So why is it ok to talk about thin women that way? It’s not. Anyone who has something bad to say about someone elses size is a bully. It’s prejudice, just like racism. So no one- large, medium or small should feel the need to comment on other women’s sizes… life is hard enough without your body image being criticised.
So what is a healthy body image?
I think the way that you are when you’re healthy is beautiful. No, I do not think that large women who are spilling out of clothes because they have a seriously unhealthy diet are ‘beautiful in their own way’, just because recently – the body image of larger women are being appreciated. Being obese or overweight isn’t good for your body or your health. But if you’ve got big thighs and a big bum and you’re a size L, because that’s just the way you are, then good for you! If you take care of yourself and treat your body right, then flaunt it if you got it.
On the other side of everything, I also think that healthy and natural equals beautiful when it comes to skinny women too. Some people are born thin. That’s it. Skinny doesn’t always mean you eat 1.5 pieces of lettuce for every meal because you strive to look like Rosie Huntington-Whiteley.
Thin can be gorgeous too. If you’re the Ambassador of the Itty Bitty Titty Committee but still wear the kind of dresses that you love, then good for you! Not having to wear a bra all the time because you literally have nothing to support, can be such a blessing (I know this for a fact). Maybe it’s because you have a fast metabolism or have always found it hard to put on weight because of a busy lifestyle, it’s ok to be thin as long as you’re healthy.
However, I think that females who starve themselves or take drastic measures to look like someone else who is thinner, is not beautiful. A trend at the moment is ‘waist training’, and while I believe people have every right to do as they please, I think it’s quite a scary concept.
Having a small waist and large hips sounds great, but what that’s doing to your insides doesn’t sound too good to me. I am not judging the people who use them, but I am judging their decisions to put their body in harm to look a certain way – again with this idea that there is some sort of ‘perfect’ body image that we need to hurt ourselves for. This is just an example of what I don’t think is beautiful when it comes to ‘thin’ girls, because it’s not natural.
I think anorexia is a different subject and it’s not what I’m discussing because that is a mental illness. When someone comments on the body image of those who suffer from anorexia or bulimia, using words like ugly or horrible, I think it’s really unfair. It’s sad because they are suffering from a mental disorder which they cannot control, to me that’s just heartbreaking. It’s upsetting and my heart goes out to those people, women and men. But it’s such an inspirational thing to see and hear of stories of people who have battled it, who have become healthy again.

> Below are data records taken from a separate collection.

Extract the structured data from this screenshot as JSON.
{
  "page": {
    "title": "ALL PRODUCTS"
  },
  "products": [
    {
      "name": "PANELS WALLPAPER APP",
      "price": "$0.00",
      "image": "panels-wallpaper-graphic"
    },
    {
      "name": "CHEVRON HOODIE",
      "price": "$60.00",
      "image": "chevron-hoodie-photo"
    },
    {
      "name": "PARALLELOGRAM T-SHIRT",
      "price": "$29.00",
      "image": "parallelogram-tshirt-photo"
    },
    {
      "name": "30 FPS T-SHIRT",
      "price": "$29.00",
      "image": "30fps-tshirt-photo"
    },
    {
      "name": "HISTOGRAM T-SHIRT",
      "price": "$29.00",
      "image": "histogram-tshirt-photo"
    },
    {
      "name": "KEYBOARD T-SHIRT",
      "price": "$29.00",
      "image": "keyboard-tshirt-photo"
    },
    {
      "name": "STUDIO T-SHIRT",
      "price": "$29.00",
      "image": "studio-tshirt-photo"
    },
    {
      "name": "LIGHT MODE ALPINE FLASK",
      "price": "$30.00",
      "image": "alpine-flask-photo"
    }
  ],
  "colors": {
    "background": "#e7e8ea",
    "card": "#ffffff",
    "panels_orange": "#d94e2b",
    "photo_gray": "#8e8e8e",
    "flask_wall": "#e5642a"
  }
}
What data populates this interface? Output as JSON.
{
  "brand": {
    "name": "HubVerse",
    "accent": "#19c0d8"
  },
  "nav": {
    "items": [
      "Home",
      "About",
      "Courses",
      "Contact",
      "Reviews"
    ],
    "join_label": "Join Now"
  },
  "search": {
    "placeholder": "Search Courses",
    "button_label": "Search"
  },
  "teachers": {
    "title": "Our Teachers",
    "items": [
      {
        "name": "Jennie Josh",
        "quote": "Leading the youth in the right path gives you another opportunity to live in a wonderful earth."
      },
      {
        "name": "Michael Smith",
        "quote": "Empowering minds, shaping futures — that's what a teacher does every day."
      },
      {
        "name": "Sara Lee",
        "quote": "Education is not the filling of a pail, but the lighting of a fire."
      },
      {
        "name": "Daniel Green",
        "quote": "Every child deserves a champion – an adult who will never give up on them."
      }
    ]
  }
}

So maybe people need to stop being concerned about other people’s weight, whether they are a size 6 or a size 16. If a woman is happy and healthy with her body image, she shouldn’t be subjected to hearing other people’s opinions. It is none of your business what size someone else is and it’s certainly not your place to comment.
People need to think before they pass judgement, maybe that woman gets up every morning for a jog and drinks a kale juice before work while you’re still lounging in bed? And maybe that other woman just had a set of twins and she hasn’t had the chance to get back to her normal life, never mind the gym… while you’re there with enough spare time to be judging someone you don’t even know.
I think we all have enough problems without being told we’re too skinny or too fat by a stranger. So everyone just be nice, we’re all a lovely bunch of huns.